Improving Your Poker Skills


Poker is a card game involving betting, which requires some degree of skill and psychology. While luck plays a large role in the game, a player’s ability to manage their bankroll, learn from mistakes, and study other players’ moves are factors that can help them improve their poker skills.

To begin a hand of poker, each player receives two cards face-down. Depending on the game, the dealer then deals each player a number of additional cards. The player can then choose to check, call, or raise. Players may also fold, which means that they give up their hand and are out of the betting round.

A good poker player is able to read the other players at their table. This involves observing their body language, facial expressions, and other subtleties. Especially for novice players, recognizing an opponent’s “tells” is crucial to success at the game. Tells can include things like fiddling with chips or staring at the table, but they can also include other subtle actions, such as a quick, nervous twitch or a change in their playing style.

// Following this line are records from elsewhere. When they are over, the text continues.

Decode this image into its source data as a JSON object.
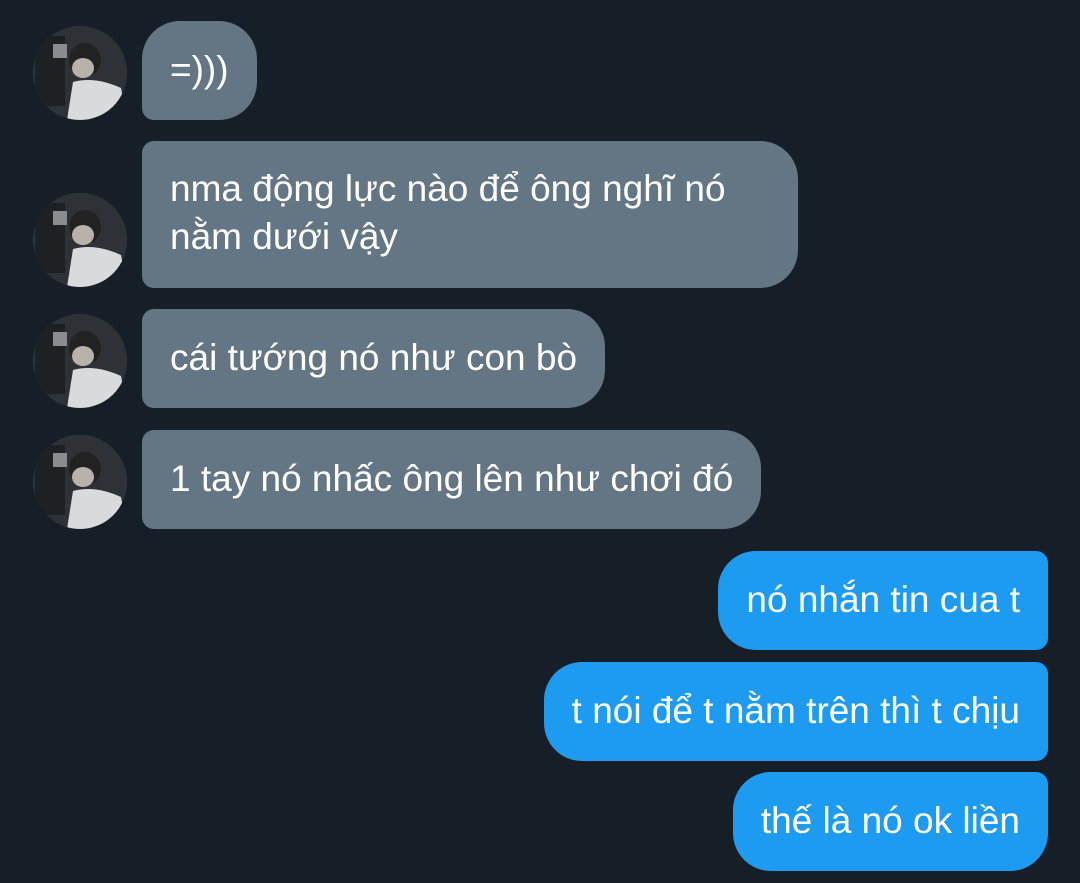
{
  "conversation": {
    "incoming": [
      {
        "text": "=)))"
      },
      {
        "text": "nma động lực nào để ông nghĩ nó\nnằm dưới vậy"
      },
      {
        "text": "cái tướng nó như con bò"
      },
      {
        "text": "1 tay nó nhấc ông lên như chơi đó"
      }
    ],
    "outgoing": [
      {
        "text": "nó nhắn tin cua t"
      },
      {
        "text": "t nói để t nằm trên thì t chịu"
      },
      {
        "text": "thế là nó ok liền"
      }
    ]
  },
  "colors": {
    "background": "#161f28",
    "incoming_bubble": "#647584",
    "outgoing_bubble": "#1d9bf0",
    "text": "#ffffff"
  }
}
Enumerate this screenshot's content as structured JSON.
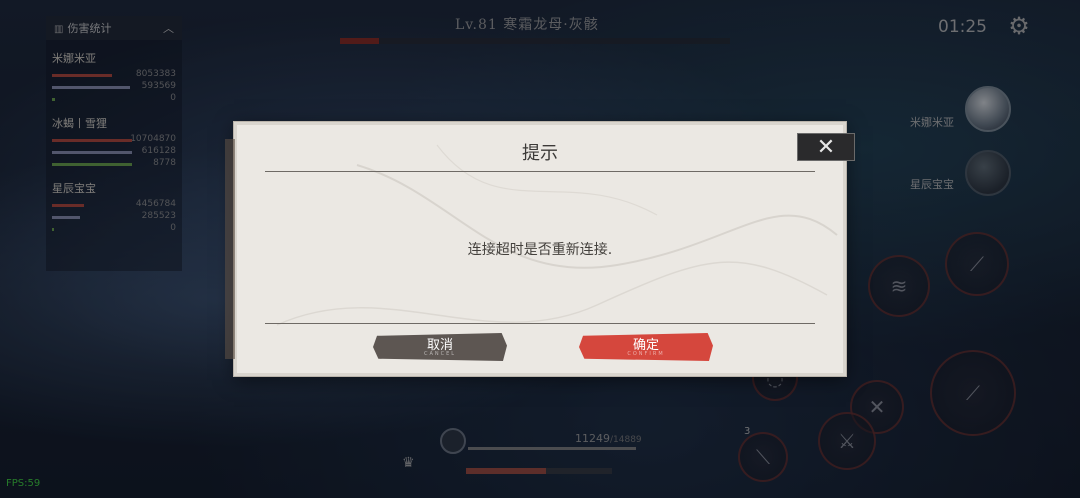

A good poker player knows how to handle failure and doesn’t let a bad beat affect their attitude. Rather than chase a loss, they’ll take it as a learning experience and move on. This resilience is a vital part of poker and can benefit players outside of the game as well.